This is a set of cabins situated in the beautiful Finnskogen forest area in Eastern Norway. They were designed by studio sivilarkitet espen surnevik as and they can be rented individually. The idea behind their unusual design was to create architecture that connects to the land in a unique way.
The most noticeable thing about them is the fact they’re lifted 8 meters up over the ground and they’re supported by slender metal frames. The actual cabins themselves have triangular, tent-like shapes and include a main floor with a kitchen and a living area as well as a bathroom plus a mezzanine with a sleeping area.
The Østfold Cabin by Lund+Slaatto Architects
The design of this cabin is interesting and unusual in its own unique way. The shape of the roof is rather peculiar, as it extends down at the back and connects to floor structure, thus giving the cabin a very sheltered look from this perspective. This is not a big structure.
It measures 60 square meters in total and was constructed in 2013 by studio Lund+Slaatto Architects. It occupies a beautiful site in the Oslofjord archipelago, with magnificent coastal views and lots of trees dotted around. There are two volumes that make up this cabin, a main section and a smaller annex. They’re connected by a terrace which helps to reinforce the strong relationship between the cabin and its natural surroundings.
The Stokkøya Cabin by Kappland Arkitekter
From a distance, it looks like a shadow, a glitch in the texture of the hill. As you get closer the shape of a modern cabin starts to form. It sits on Stokkøya island on a beautiful and lush hillside that overlooks the open sea. The low vegetation gives it a clean and unobstructed view and also allows it to stand out more.
The cabin follows the steep slope and that indirectly structures it on multiple levels. Inside, one gets to actually ascend the slope in order to reach the areas at the top. That’s a very interesting and effective way of establishing a strong bond between the cabin and the land that it sits on. This was a project completed by Kappland Arkitekter in 2018.
The Lille Arøya Cabin by Lund Hagem
This cabin is situated on a small island which can only be reached by boat. It has beautiful topography with large height differences, exposed rocks and coastal views. Building a cabin here was challenging. In fact, as you can see, this structure sits on the edge, on a small and low rocky area close to the water.
It’s attached to the island with a structure of stilts and it attaches to an existing house. It has two main volumes, one which contains two bedrooms and another which houses the living and dining areas as well as the kitchen. This is a case when the cabin enhances the site on which it stands which in this case was only gathering debris and served no useful purpose. This was a project by architecture studio Lund Hagem completed in 2014.

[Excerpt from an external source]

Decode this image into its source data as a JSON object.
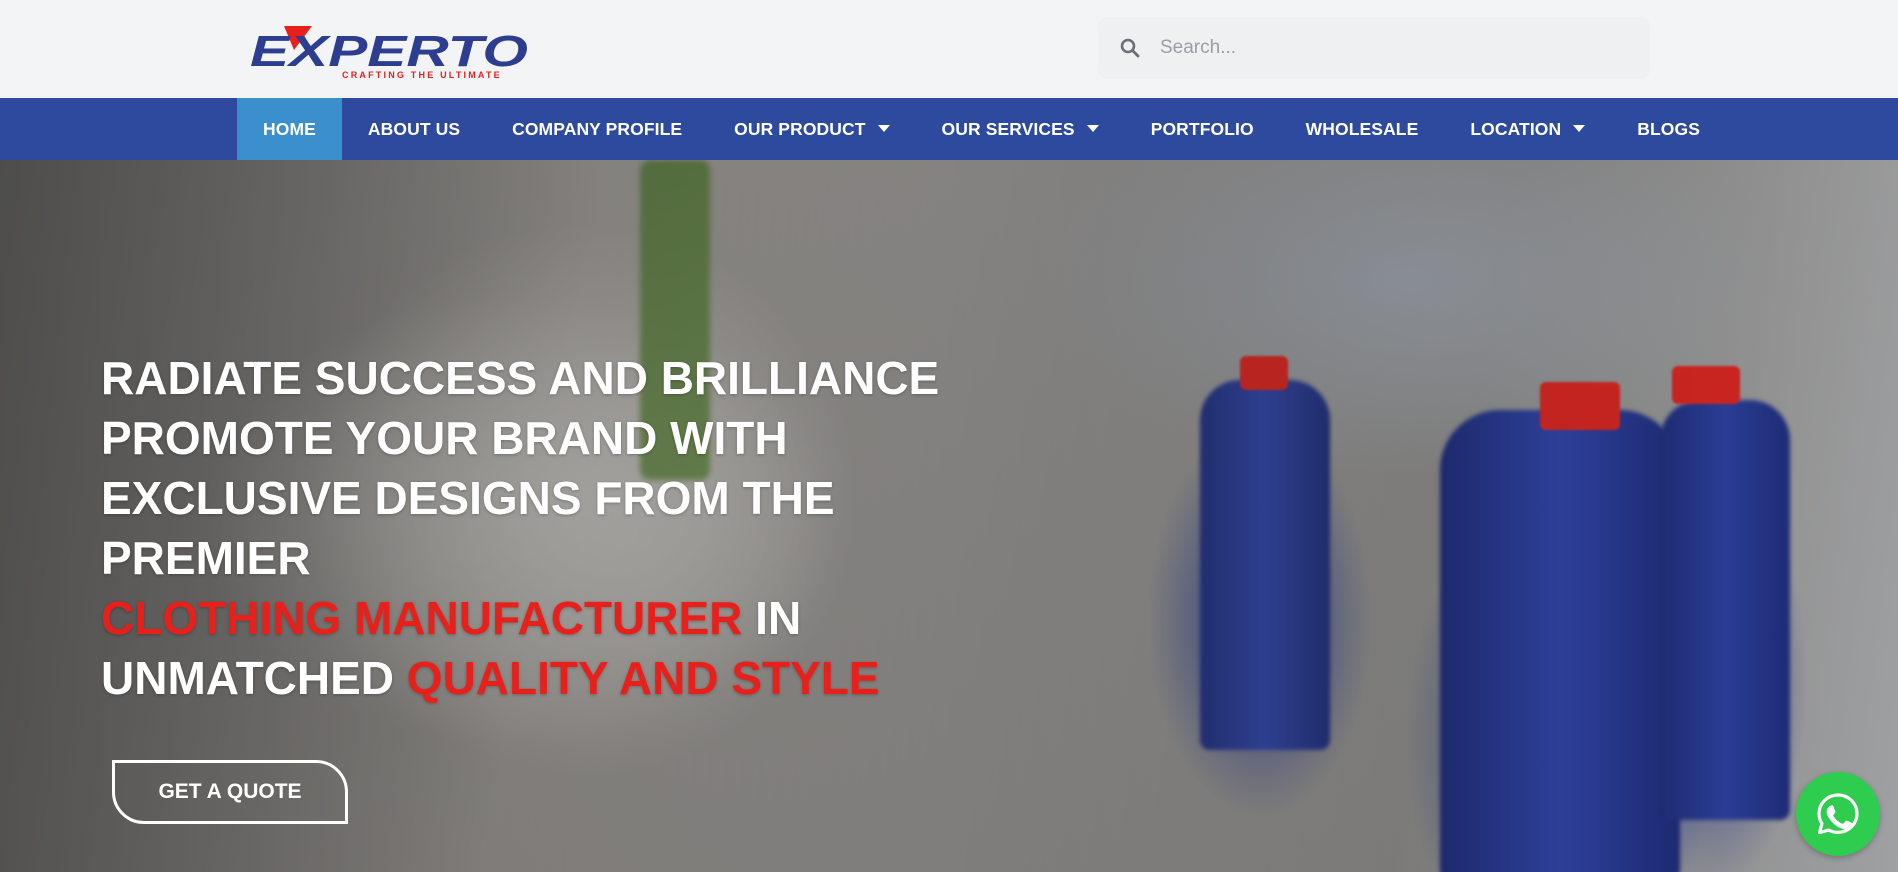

A small house by Atelier Oslo
The South coast of Norway is characterized by a smooth topography with curved rocks that gradually descend towards the water. Here Atelier Oslo built a beautiful little house for two artists, a place where they can work, be inspired and admire the beauty that surrounds them. It sits on a small hill and it becomes embedded into the landscape.
The concrete floors are set on different levels which follow the outline of the hillside and this creates a wonderful feeling of immersion. The rocks become a part of the interior design and the house becomes a part of the landscape. This special relationship is reinforced in multiple levels.
A lot of beautiful sites such as this one are secluded. During winter this cabin can only be reached via snowmobile or ski. It occupies a beautiful piece of land that overlooks the valley of Geilo and has to withstand harsh temperatures and heavy snowfall.
As a result, the architects at studio Lund Hagem had to adapt its design to these specific requirements. They created a 150 square meter cabin composed of three main sections: a main area, a guest house and a carport.
It occupies the lowest area on the site and almost disappears underneath the snow in winter. The exterior is made of concrete and dark stained timber which references the traditional houses found in this region. The design however is a modern one.